A low-profile scientist Niko Tatopoulos is summoned by the United States Army during extensive nuclear testing in the South Pacific Ocean to shed light on a fishing ship’s mysterious attack. They discover that there have been ominous sightings of a gargantuan sea dragon.
Before long, a mutated scaly nightmare in Godzilla’s shape is a massive and all-powerful radioactive sauroid that threatens to level the rain soaked New York City. The backdrop of a crippling bureaucracy and the military’s attempts to stop the invincible beast prove futile. It is now up to Niko, Philippe, Audrey, and Victor to put an end to Godzilla’s reign of terror before it’s too late.
Many say that the rain throughout Godzilla makes the special effects easier to obscure. If one never gets a clear view of the monster, how will they see its face created by schlocky special effects? The answer is that this movie needs to be watched with an open heart and mind.
It is certainly no Jurassic Park by Steven Spielberg, but Roland Emmerich has nevertheless done a decent job in creating this monster film. Several criticisms of the film were given about how some facts were left unexplained but that is because this film was seen with a seriousness that it does not really preach. None of what they say prevents us from enjoying and absorbing its campy fun.
It certainly has a good cast of Matthew Broderick, Jean Reno, Maria Pitillo, and Hank Azaria, who everyone loves.
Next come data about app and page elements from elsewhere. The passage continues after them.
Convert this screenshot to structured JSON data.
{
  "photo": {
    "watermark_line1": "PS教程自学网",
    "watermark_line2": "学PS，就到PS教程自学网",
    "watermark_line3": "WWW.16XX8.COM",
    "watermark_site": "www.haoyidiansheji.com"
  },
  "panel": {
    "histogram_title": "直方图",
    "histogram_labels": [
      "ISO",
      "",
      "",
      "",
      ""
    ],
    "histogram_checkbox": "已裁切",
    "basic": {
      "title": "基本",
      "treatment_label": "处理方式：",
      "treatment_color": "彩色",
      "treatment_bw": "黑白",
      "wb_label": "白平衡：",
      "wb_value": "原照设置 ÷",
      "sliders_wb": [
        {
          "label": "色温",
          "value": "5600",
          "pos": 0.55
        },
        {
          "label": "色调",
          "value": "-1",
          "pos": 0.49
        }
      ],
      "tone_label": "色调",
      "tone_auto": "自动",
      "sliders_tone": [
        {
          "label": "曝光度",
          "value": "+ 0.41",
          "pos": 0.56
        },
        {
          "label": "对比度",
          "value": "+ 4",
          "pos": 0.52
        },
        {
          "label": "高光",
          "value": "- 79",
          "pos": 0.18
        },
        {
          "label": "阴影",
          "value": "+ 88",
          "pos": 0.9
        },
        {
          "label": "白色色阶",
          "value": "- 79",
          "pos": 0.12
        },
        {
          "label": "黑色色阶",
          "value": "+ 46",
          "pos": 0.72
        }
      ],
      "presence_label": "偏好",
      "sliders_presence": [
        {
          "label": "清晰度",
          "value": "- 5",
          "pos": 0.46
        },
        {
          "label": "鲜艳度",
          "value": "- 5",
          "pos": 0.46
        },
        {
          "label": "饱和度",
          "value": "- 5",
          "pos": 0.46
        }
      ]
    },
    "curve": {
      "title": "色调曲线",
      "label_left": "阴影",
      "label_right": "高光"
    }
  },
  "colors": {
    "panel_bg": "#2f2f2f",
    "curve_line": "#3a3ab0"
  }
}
Furthermore, there is a strong bandwagon effect on this film. This means that people who haven’t watched it often refuse to, based on critics’ comments, referring to it as their personal opinion.
Another point of criticism has been from a small crowd of purist fan-boys who simply disliked the movie because the massive monster’s appearance wasn’t a man in a rubber suit but rather special effects. Besides these, Emmerich gives viewers an epic, expensive-looking film that manages to include several genres within it. It features more coherent dialogues and subplots than the original Toho Godzilla film.
Snakes on a Plane (2006)
A young lad Sean Jones, while practicing motocross in Hawaii, witnesses a powerful mobster Eddie Kim murdering an American prosecutor. He is then persuaded by an FBI agent named Neville Flynn to testify against Kim in LA.
They board the Red Eye Flight 121of Pacific Air, occupying the entire first-class section. However, Eddie dispatches hundreds of different species of snakes airborne with a time operated device in the luggage to release them into the flight. He intends for the plane to crash. Neville and the passengers enter a world of struggle with the snakes to survive.
For several critics, this film was just absorbing that its title did not allude to any deeply embedded allegory or metaphor but was merely referring to snakes on a plane. A unique feature of this film was that the media did not receive any exclusive clips or previews of the film. The fans and viewers were the first ones to view it.
Theoretically, this movie is the first Wikipedia film to be created by the users themselves. The writers supposedly scanned fan sites and blogs for what content to include in the script and agreed to a lucky blogger’s suggestion. Although critics might grumble while buying a ticket to watch this film, there is an undeniably simple but ridiculous brilliance in the image of all those snakes slithering around the airplane seats.
The CGI snakes might be shudder-inducing; nevertheless, there is something cheerfully ridiculous about the film for which viewers must watch it at least once. How it switches to rubber snakes during hand-to-hand combat is rather comical and creative at the same time. The action is way over the top, but it is still worth watching for its handful of great moments containing low brow comedy.